I think the emphasis is on Will. As in China will make sure NZ pays a price for the decision. This guy doesn't speak for himself. He speaks for Beijing.

Seems like a silly thing for Beijing to have a temper tantrum about. They should get their disease control affairs in order and then let normal operations resume, not demand that trading partners put their own people's health at risk to prevent Beijing flouncing around.

Near insanity from Mr. Kerr. Looking that the exchange rate over the last two months, I see an orderly advance in December of last year, matched by an orderly retreat in January of this year. The magnitude of change for the two months are similar, with the recent decline being a bit smaller than the advance in December. If the January decline is panic selling, then the December advance should more properly be called panic buying???

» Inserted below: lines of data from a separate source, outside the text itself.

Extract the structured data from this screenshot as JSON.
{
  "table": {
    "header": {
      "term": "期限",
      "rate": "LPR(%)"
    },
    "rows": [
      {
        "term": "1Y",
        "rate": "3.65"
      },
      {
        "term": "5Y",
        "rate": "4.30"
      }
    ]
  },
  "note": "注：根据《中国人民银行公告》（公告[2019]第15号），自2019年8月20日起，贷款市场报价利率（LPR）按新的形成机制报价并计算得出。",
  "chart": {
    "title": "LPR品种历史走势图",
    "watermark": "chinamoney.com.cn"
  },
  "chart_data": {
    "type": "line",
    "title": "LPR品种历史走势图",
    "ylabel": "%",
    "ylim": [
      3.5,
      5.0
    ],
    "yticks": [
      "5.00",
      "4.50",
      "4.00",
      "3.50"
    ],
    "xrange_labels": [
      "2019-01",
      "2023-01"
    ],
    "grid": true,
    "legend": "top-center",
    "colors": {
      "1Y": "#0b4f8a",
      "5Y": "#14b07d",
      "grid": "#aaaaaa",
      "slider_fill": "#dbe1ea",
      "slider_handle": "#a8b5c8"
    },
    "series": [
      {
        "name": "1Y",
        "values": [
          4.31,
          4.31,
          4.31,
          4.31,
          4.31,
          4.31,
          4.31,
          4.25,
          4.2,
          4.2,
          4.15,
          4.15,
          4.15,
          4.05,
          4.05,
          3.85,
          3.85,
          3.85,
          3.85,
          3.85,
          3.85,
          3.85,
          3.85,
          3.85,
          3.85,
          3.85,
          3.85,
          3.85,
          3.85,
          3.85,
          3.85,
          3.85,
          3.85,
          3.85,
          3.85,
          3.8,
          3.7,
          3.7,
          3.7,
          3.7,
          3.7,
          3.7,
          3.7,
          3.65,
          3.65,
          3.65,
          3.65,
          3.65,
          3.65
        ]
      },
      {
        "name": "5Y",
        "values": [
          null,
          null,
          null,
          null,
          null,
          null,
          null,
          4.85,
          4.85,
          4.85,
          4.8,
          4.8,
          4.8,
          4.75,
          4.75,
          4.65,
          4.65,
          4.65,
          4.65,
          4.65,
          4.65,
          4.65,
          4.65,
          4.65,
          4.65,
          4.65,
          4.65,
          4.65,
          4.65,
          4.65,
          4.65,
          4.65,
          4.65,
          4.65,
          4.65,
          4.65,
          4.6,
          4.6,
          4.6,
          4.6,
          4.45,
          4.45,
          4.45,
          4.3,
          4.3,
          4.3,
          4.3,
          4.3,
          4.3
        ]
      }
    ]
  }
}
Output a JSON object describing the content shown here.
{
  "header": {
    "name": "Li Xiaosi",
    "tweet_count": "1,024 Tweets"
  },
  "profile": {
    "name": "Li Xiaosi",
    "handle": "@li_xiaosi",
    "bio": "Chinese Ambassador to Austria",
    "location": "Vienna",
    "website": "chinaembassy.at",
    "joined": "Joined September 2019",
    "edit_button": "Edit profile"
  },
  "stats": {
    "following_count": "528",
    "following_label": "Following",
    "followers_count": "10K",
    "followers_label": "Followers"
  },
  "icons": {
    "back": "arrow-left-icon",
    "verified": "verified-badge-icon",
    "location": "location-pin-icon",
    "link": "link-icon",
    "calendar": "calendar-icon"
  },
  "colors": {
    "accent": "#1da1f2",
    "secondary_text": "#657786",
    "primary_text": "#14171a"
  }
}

Anyone that reads Rogers writings to gain insight is not likely to be better off after reading what he writes. According to Roger, anytime the NZD declines it was due to some outside influence, and anytime it advances, it was due to fundamental strength of the NZD. Yes, there is currently a flight to quality. The NZD has been declining prior to the issues of COV. Also, one has to think a wee bit about just what the phrase "flight to quality" means in this context...

Not in the slightest bit worried, did you see how quickly the purpose built hospitals have gone up? That gives me great confidence in the response.

maybe it's the same company that is trying to build this in NZ

Lol beca and aurecon....

Actually more this:

the builder China Construction New Zealand, a subsidiary of one of the world's biggest contractors, Shanghai-based global giant China State Construction.

Got it, I was lol'ing at Beca and Aurecon apparently struggling with the building methodology employed by CSCNZ